24Light Reactions: Converting Solar Energy to Chemical Energy Chemiosmosis (ctd)Similar ATP synthase complex in mitochondriaEnergy of concentration gradient drives H+ back across the membrane through ATP synthaseATP synthase couples the flow of H+ to the phosphorylation of ADP: called photophosphorylation
25Light Reactions: Converting Solar Energy to Chemical Energy Chemiosmosis (ctd)In photosynthesis, light energy is used to drive electrons to the top of the transport chain (whereas, cell respiration, high-energy electrons pass down the e.t.c. coming from oxidation of food molecules)Chloroplasts transform light energy into the chemical energy of ATP (whereas, mitochondria transfer chemical energy from food to ATP)In photosynthesis, the final electron acceptor is NADP+ (whereas, in cell respiration, O2 is)In photosynthesis, electrons are stored in at a high state of potential energy in NADPH (whereas, in cell respiration, they are at a low energy level in H20)
26Light Reactions: Converting Solar Energy to Chemical Energy
27Dark Reaction (Calvin Cycle) Converting CO2 to sugars Figure 7.10A: Overview of Calvin CycleCO2 (from air), energy from ATP and high energy electrons from NADPH (both generated by light reactions) , the Calvin Cycle constructs an energy-rich, three-carbon sugar, glyceraldehyde-3-phosphate (G3P).A plant cell uses G3P to make glucose and other organic molecules as needed.
28Dark Reaction (Calvin Cycle) Converting CO2 to sugars Figure 7.10B: Details of the Calvin CycleCarbon fixation: the enzyme rubisco attaches CO2 to RuBP (5-C). The unstable 6-C product splits into two molecules called 3-PGA.For three CO2, six 3-PGA resultReduction: NADPH reduces the organic acid six 3-PGA to six molecules G3P with the assistance of ATP
29Dark Reaction (Calvin Cycle) Converting CO2 to sugars 3. Release of one molecule of G3P:Five G3Ps remain in the cycle, and one G3P will leave. Plant cells use two G3P molecules to make one molecule of glucose.4. Regeneration of RuBPenergy from ATP drives a series of chemical reactions to rearrange the atoms in the five G3P molecules to form three RuBP molecules. These can start another turn of the cycle.
30Dark Reaction (Calvin Cycle) Converting CO2 to sugars
31Absorption spectrumAs light meets matter, it may be reflected, transmitted, or absorbed.PigmentsSubstances that absorb visible lightDifferent pigments absorb light of different wavelengthsChlorophylls absorb red and blue-violet light and appear greenCarotenoids absorb blue-violet and appear orange, yellow, or redMeasured with a spectrophotometer.

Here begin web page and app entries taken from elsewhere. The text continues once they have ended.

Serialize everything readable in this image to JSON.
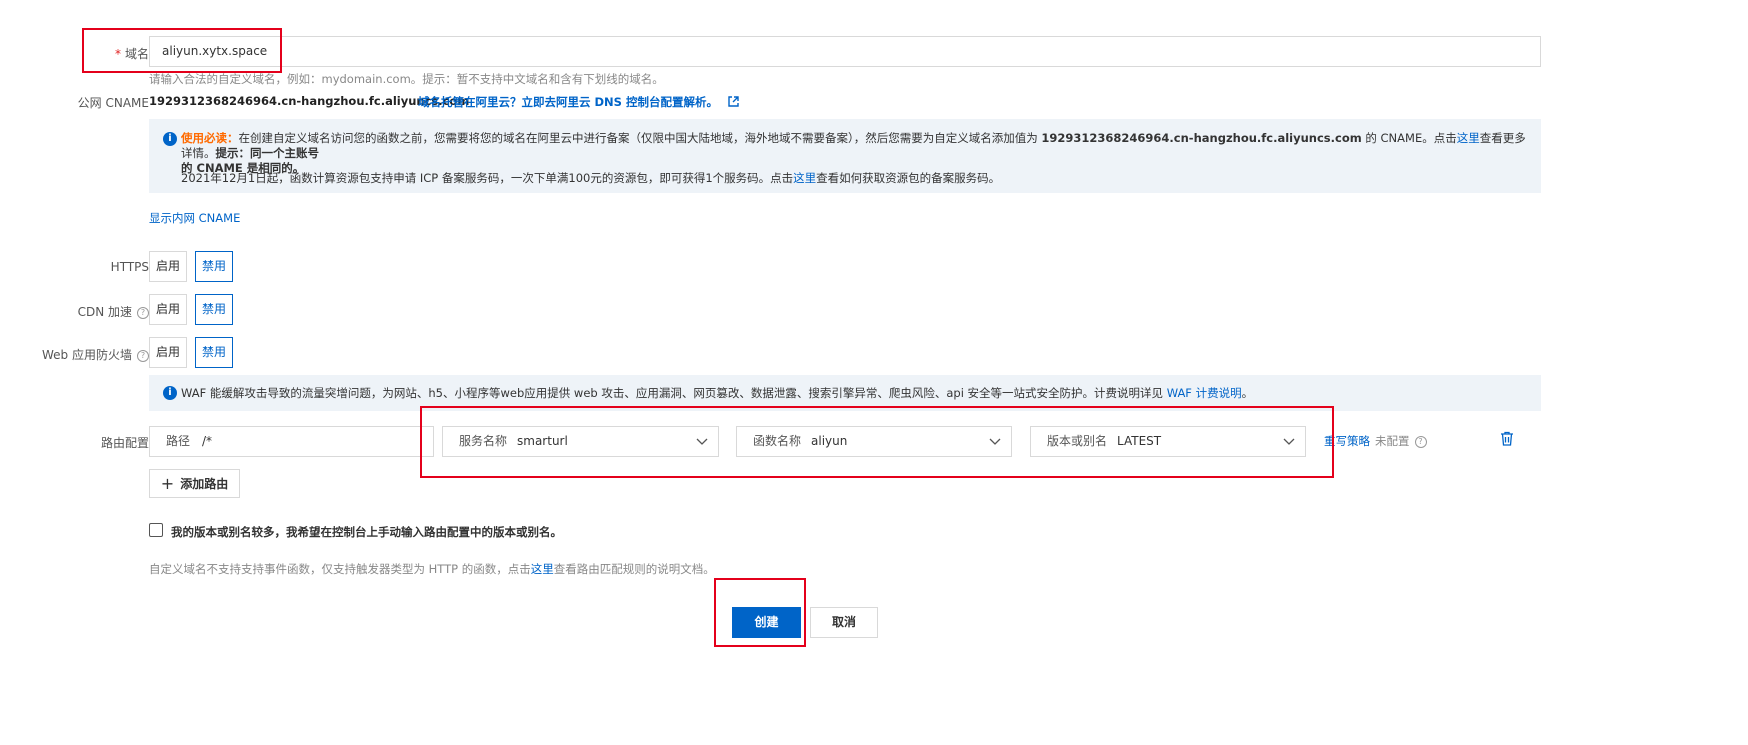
{
  "domain": {
    "label": "域名",
    "required_mark": "*",
    "value": "aliyun.xytx.space",
    "help": "请输入合法的自定义域名，例如：mydomain.com。提示：暂不支持中文域名和含有下划线的域名。"
  },
  "cname": {
    "label": "公网 CNAME",
    "value": "1929312368246964.cn-hangzhou.fc.aliyuncs.com",
    "dns_link": "域名托管在阿里云？立即去阿里云 DNS 控制台配置解析。",
    "show_internal_link": "显示内网 CNAME"
  },
  "notice1": {
    "title": "使用必读：",
    "text1": "在创建自定义域名访问您的函数之前，您需要将您的域名在阿里云中进行备案（仅限中国大陆地域，海外地域不需要备案），然后您需要为自定义域名添加值为",
    "cname_value": "1929312368246964.cn-hangzhou.fc.aliyuncs.com",
    "text2": "的 CNAME。点击",
    "here1": "这里",
    "text3": "查看更多详情。",
    "tip_bold": "提示：同一个主账号",
    "tip_bold2": "的 CNAME 是相同的。",
    "line2a": "2021年12月1日起，函数计算资源包支持申请 ICP 备案服务码，一次下单满100元的资源包，即可获得1个服务码。点击",
    "here2": "这里",
    "line2b": "查看如何获取资源包的备案服务码。"
  },
  "https": {
    "label": "HTTPS",
    "enable": "启用",
    "disable": "禁用"
  },
  "cdn": {
    "label": "CDN 加速",
    "enable": "启用",
    "disable": "禁用"
  },
  "waf": {
    "label": "Web 应用防火墙",
    "enable": "启用",
    "disable": "禁用",
    "notice": "WAF 能缓解攻击导致的流量突增问题，为网站、h5、小程序等web应用提供 web 攻击、应用漏洞、网页篡改、数据泄露、搜索引擎异常、爬虫风险、api 安全等一站式安全防护。计费说明详见",
    "notice_link": "WAF 计费说明",
    "notice_end": "。"
  },
  "route": {
    "label": "路由配置",
    "path_prefix": "路径",
    "path_value": "/*",
    "service_prefix": "服务名称",
    "service_value": "smarturl",
    "function_prefix": "函数名称",
    "function_value": "aliyun",
    "version_prefix": "版本或别名",
    "version_value": "LATEST",
    "rewrite_link": "重写策略",
    "rewrite_status": "未配置",
    "add_route": "添加路由"
  },
  "manual_checkbox": "我的版本或别名较多，我希望在控制台上手动输入路由配置中的版本或别名。",
  "footer_note": {
    "text1": "自定义域名不支持支持事件函数，仅支持触发器类型为 HTTP 的函数，点击",
    "here": "这里",
    "text2": "查看路由匹配规则的说明文档。"
  },
  "actions": {
    "create": "创建",
    "cancel": "取消"
  },
  "colors": {
    "primary": "#0064c8",
    "highlight": "#e4001b",
    "notice_bg": "#eef3f8"
  }
}
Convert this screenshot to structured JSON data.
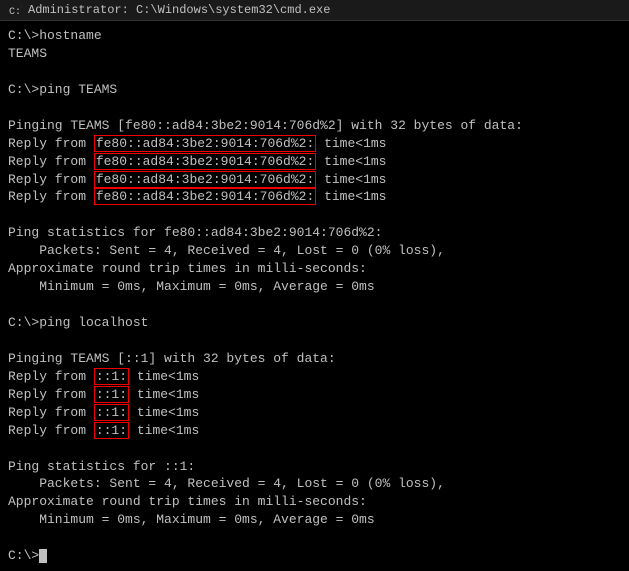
{
  "titleBar": {
    "icon": "cmd-icon",
    "title": "Administrator: C:\\Windows\\system32\\cmd.exe"
  },
  "lines": [
    {
      "id": "cmd1",
      "text": "C:\\>hostname"
    },
    {
      "id": "cmd1-out",
      "text": "TEAMS"
    },
    {
      "id": "blank1",
      "text": ""
    },
    {
      "id": "cmd2",
      "text": "C:\\>ping TEAMS"
    },
    {
      "id": "blank2",
      "text": ""
    },
    {
      "id": "ping1-hdr",
      "text": "Pinging TEAMS [fe80::ad84:3be2:9014:706d%2] with 32 bytes of data:"
    },
    {
      "id": "reply1",
      "prefix": "Reply from ",
      "highlight": "fe80::ad84:3be2:9014:706d%2:",
      "suffix": " time<1ms"
    },
    {
      "id": "reply2",
      "prefix": "Reply from ",
      "highlight": "fe80::ad84:3be2:9014:706d%2:",
      "suffix": " time<1ms"
    },
    {
      "id": "reply3",
      "prefix": "Reply from ",
      "highlight": "fe80::ad84:3be2:9014:706d%2:",
      "suffix": " time<1ms"
    },
    {
      "id": "reply4",
      "prefix": "Reply from ",
      "highlight": "fe80::ad84:3be2:9014:706d%2:",
      "suffix": " time<1ms"
    },
    {
      "id": "blank3",
      "text": ""
    },
    {
      "id": "stat1",
      "text": "Ping statistics for fe80::ad84:3be2:9014:706d%2:"
    },
    {
      "id": "stat2",
      "text": "    Packets: Sent = 4, Received = 4, Lost = 0 (0% loss),"
    },
    {
      "id": "stat3",
      "text": "Approximate round trip times in milli-seconds:"
    },
    {
      "id": "stat4",
      "text": "    Minimum = 0ms, Maximum = 0ms, Average = 0ms"
    },
    {
      "id": "blank4",
      "text": ""
    },
    {
      "id": "cmd3",
      "text": "C:\\>ping localhost"
    },
    {
      "id": "blank5",
      "text": ""
    },
    {
      "id": "ping2-hdr",
      "text": "Pinging TEAMS [::1] with 32 bytes of data:"
    },
    {
      "id": "reply5",
      "prefix": "Reply from ",
      "highlight": "::1:",
      "suffix": " time<1ms"
    },
    {
      "id": "reply6",
      "prefix": "Reply from ",
      "highlight": "::1:",
      "suffix": " time<1ms"
    },
    {
      "id": "reply7",
      "prefix": "Reply from ",
      "highlight": "::1:",
      "suffix": " time<1ms"
    },
    {
      "id": "reply8",
      "prefix": "Reply from ",
      "highlight": "::1:",
      "suffix": " time<1ms"
    },
    {
      "id": "blank6",
      "text": ""
    },
    {
      "id": "stat5",
      "text": "Ping statistics for ::1:"
    },
    {
      "id": "stat6",
      "text": "    Packets: Sent = 4, Received = 4, Lost = 0 (0% loss),"
    },
    {
      "id": "stat7",
      "text": "Approximate round trip times in milli-seconds:"
    },
    {
      "id": "stat8",
      "text": "    Minimum = 0ms, Maximum = 0ms, Average = 0ms"
    },
    {
      "id": "blank7",
      "text": ""
    },
    {
      "id": "prompt",
      "text": "C:\\>"
    }
  ]
}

32Absorption spectrum Absorption spectrum Light absorption vs. the wavelengthAbsorption spectrum of different photosynthetic pigments provides clues to their role in photosynthesis, since light can only perform work if it is absorbed.Accessory pigments (chlorophyll b and carotenoids) absorb wavelengths of light that chlorophyll a cannot, pass the energy to chlorophyll a, broadening the spectrum that can effectively drive photosynthesis.
33Absorption Spectrum Action spectrum Profiles the effectiveness of different wavelength light in fueling photosynthesis.It is obtained by plotting wavelength against some measure of photosynthetic rate.
35Abiotic factors impact on photosynthetic rate Photosynthetic rate is depended on environmental factors:Amount of light availableLevel of carbon dioxidetemperature
36Light intensityUp to a certain intensity, photosynthesis increases as more light is available to the chlorophyll.When all the chlorophyll molecules are activated (saturated) by the light, more light has no further effect.
38TemperatureIncreased temperature increases photosynthetic rate until an optimal temperature is reached.Above the optimal temperature, enzymes cannot function properly and photosynthesis will decrease.